We reported yesterday on the case of Paul Chambers, the man who tweeted a joke about blowing Robin Hood airport up when bad weather threatened to disrupt his travel plans back in January.
He tweeted: “Crap! Robin Hood airport is closed. You’ve got a week and a bit to get your shit together otherwise I’m blowing the airport sky high!!”
Back in May, he was convicted of “sending a menacing message”, fined and lost his job over the affair. His appeal went to court yesterday, but was turned down by the judge.
Many folks have come out in support of Chambers, however, including Twitter mega-personality Stephen Fry, who actually offered to pay his fine and costs. In another tweet, Fry called it a “ludicrous court decision.”
The Guardian highlighted other high profile comedians who attacked the decision, too. Dara O’Briain called it “a victory for crushing literalism and scare-mongering by the judiciary. Horrible.”
David Mitchell tweeted that the episode was “a disgrace. He’s being punished for flippancy,” and then added, “Flippancy is important.”
A Twitter Joke Trial Fund account has been set up, and apparently donations flooded in. Yesterday evening, the account tweeted: “The extra costs of £2,000 have been covered in less than an hour, you people are extraordinary.”
It also pointed out that the #twitterjoketrial channel had become the number two trending topic worldwide last night. Furthermore, BBC Breakfast was talking about the topic this morning, in a discussion entitled: “When does a joke stop being a joke?”
An iPetition has also been set up, which you can sign if you “do not consider @pauljchambers tweet to be ‘obviously menacing.’”

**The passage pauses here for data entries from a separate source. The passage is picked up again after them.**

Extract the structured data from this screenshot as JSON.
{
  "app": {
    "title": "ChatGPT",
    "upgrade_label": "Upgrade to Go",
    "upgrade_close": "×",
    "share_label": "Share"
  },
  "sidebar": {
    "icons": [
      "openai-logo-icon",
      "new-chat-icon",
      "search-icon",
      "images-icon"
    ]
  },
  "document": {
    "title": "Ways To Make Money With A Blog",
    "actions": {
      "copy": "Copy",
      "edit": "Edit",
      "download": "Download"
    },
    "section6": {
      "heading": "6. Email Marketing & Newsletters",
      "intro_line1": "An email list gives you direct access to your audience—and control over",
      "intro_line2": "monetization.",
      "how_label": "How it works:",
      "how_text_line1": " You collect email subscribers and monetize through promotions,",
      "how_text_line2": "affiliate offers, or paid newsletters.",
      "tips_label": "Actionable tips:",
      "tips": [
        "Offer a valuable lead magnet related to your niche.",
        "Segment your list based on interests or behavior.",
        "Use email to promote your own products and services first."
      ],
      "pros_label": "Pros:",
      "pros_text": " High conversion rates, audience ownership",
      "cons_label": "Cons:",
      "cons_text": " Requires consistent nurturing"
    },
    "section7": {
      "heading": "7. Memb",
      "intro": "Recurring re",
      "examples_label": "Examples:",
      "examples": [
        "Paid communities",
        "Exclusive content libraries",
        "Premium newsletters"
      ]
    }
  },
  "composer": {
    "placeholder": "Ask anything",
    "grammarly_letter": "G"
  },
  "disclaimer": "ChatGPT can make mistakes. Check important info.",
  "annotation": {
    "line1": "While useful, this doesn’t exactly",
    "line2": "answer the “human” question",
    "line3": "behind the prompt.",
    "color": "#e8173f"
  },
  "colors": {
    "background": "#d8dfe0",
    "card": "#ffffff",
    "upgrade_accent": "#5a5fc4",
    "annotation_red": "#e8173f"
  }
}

That’s a reference to what the appeal judge concluded, which according to the petition was that his tweet was “menacing in its content and obviously so. It could not be more clear. Any ordinary person reading this would see it in that way and be alarmed.”

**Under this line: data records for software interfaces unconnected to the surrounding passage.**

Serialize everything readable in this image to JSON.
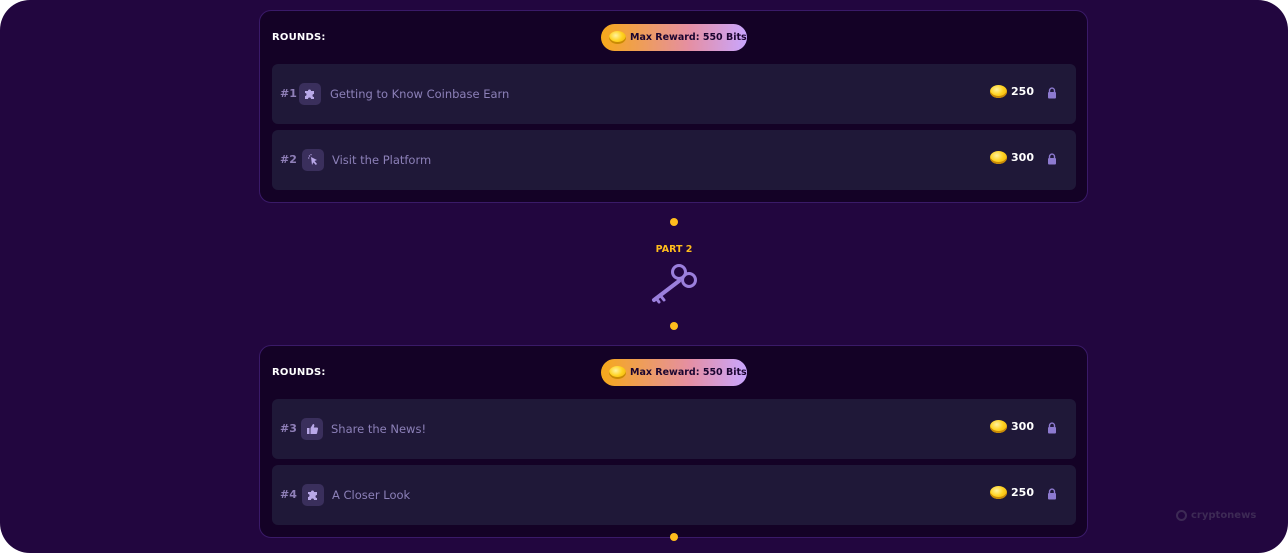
{
  "sections": [
    {
      "rounds_label": "ROUNDS:",
      "max_reward": "Max Reward: 550 Bits",
      "rounds": [
        {
          "number": "#1",
          "icon": "puzzle-icon",
          "title": "Getting to Know Coinbase Earn",
          "points": "250"
        },
        {
          "number": "#2",
          "icon": "cursor-click-icon",
          "title": "Visit the Platform",
          "points": "300"
        }
      ]
    },
    {
      "rounds_label": "ROUNDS:",
      "max_reward": "Max Reward: 550 Bits",
      "rounds": [
        {
          "number": "#3",
          "icon": "thumbs-up-icon",
          "title": "Share the News!",
          "points": "300"
        },
        {
          "number": "#4",
          "icon": "puzzle-icon",
          "title": "A Closer Look",
          "points": "250"
        }
      ]
    }
  ],
  "part": {
    "label": "PART 2",
    "icon": "key-icon"
  },
  "watermark": "cryptonews",
  "colors": {
    "background": "#22063f",
    "panel": "#140226",
    "row": "#1f1838",
    "accent": "#ffbd1c",
    "muted_text": "#8c80b8"
  }
}
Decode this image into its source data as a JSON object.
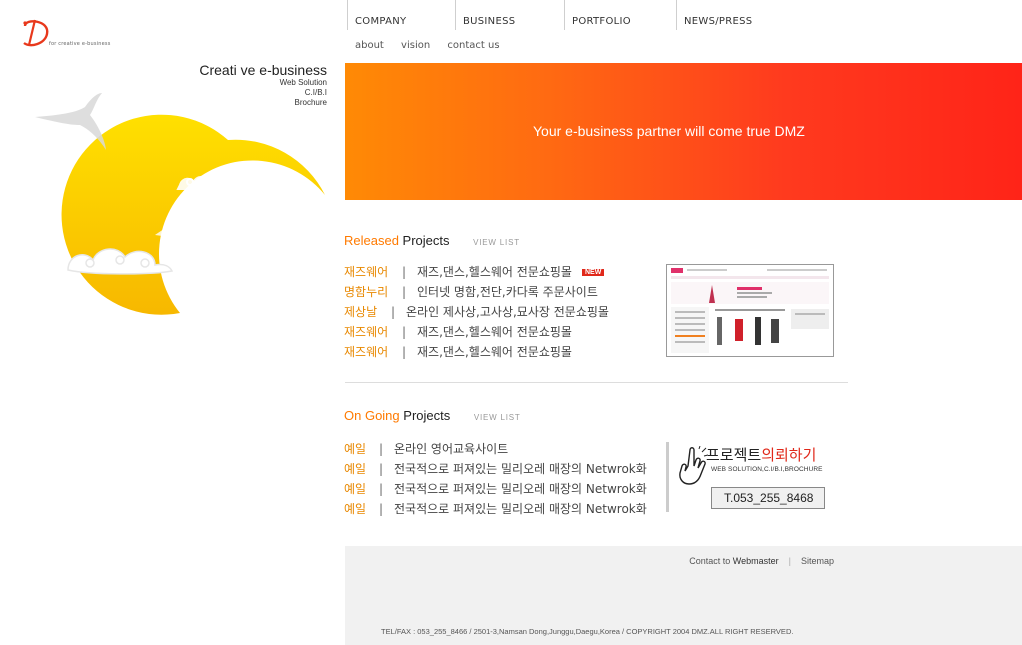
{
  "logo": {
    "mark_alt": "D",
    "tagline": "for creative e-business"
  },
  "nav": {
    "items": [
      {
        "label": "COMPANY"
      },
      {
        "label": "BUSINESS"
      },
      {
        "label": "PORTFOLIO"
      },
      {
        "label": "NEWS/PRESS"
      }
    ],
    "subnav": [
      "about",
      "vision",
      "contact us"
    ]
  },
  "slogan": {
    "title": "Creati ve e-business",
    "lines": [
      "Web Solution",
      "C.I/B.I",
      "Brochure"
    ]
  },
  "banner": {
    "text": "Your e-business partner will come true DMZ"
  },
  "released": {
    "heading_highlight": "Released",
    "heading_rest": " Projects",
    "view_list": "VIEW LIST",
    "new_badge": "NEW",
    "items": [
      {
        "category": "재즈웨어",
        "title": "재즈,댄스,헬스웨어 전문쇼핑몰"
      },
      {
        "category": "명함누리",
        "title": "인터넷 명함,전단,카다록 주문사이트"
      },
      {
        "category": "제상날",
        "title": "온라인 제사상,고사상,묘사장 전문쇼핑몰"
      },
      {
        "category": "재즈웨어",
        "title": "재즈,댄스,헬스웨어 전문쇼핑몰"
      },
      {
        "category": "재즈웨어",
        "title": "재즈,댄스,헬스웨어 전문쇼핑몰"
      }
    ]
  },
  "ongoing": {
    "heading_highlight": "On Going",
    "heading_rest": " Projects",
    "view_list": "VIEW LIST",
    "items": [
      {
        "category": "예일",
        "title": "온라인 영어교육사이트"
      },
      {
        "category": "예일",
        "title": "전국적으로 퍼져있는 밀리오레 매장의 Netwrok화"
      },
      {
        "category": "예일",
        "title": "전국적으로 퍼져있는 밀리오레 매장의 Netwrok화"
      },
      {
        "category": "예일",
        "title": "전국적으로 퍼져있는 밀리오레 매장의 Netwrok화"
      }
    ]
  },
  "request": {
    "title_a": "프로젝트",
    "title_b": "의뢰하기",
    "subtitle": "WEB SOLUTION,C.I/B.I,BROCHURE",
    "phone": "T.053_255_8468"
  },
  "footer": {
    "contact_prefix": "Contact to ",
    "contact_link": "Webmaster",
    "sitemap": "Sitemap",
    "copyright": "TEL/FAX : 053_255_8466  /  2501-3,Namsan Dong,Junggu,Daegu,Korea  /  COPYRIGHT 2004 DMZ.ALL RIGHT RESERVED."
  },
  "colors": {
    "accent": "#ff7a00",
    "banner_start": "#ff8a05",
    "banner_end": "#ff2418",
    "moon": "#ffd000"
  }
}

No, not really. An ordinary person would clearly see it as a joke (the tone and exclamation marks are little clues), and thus far 1,000 ordinary people have signed the petition to make this clear. We’d imagine that number will increase considerably as the day progresses.
As Brian Turner pointed out in his TechWatch article on this yesterday, if John Betjeman had wrote “come friendly bombs and fall on Slough, it isn’t fit for people now” nowadays he would be up on a terrorism charge, instead of being made Poet Laureate.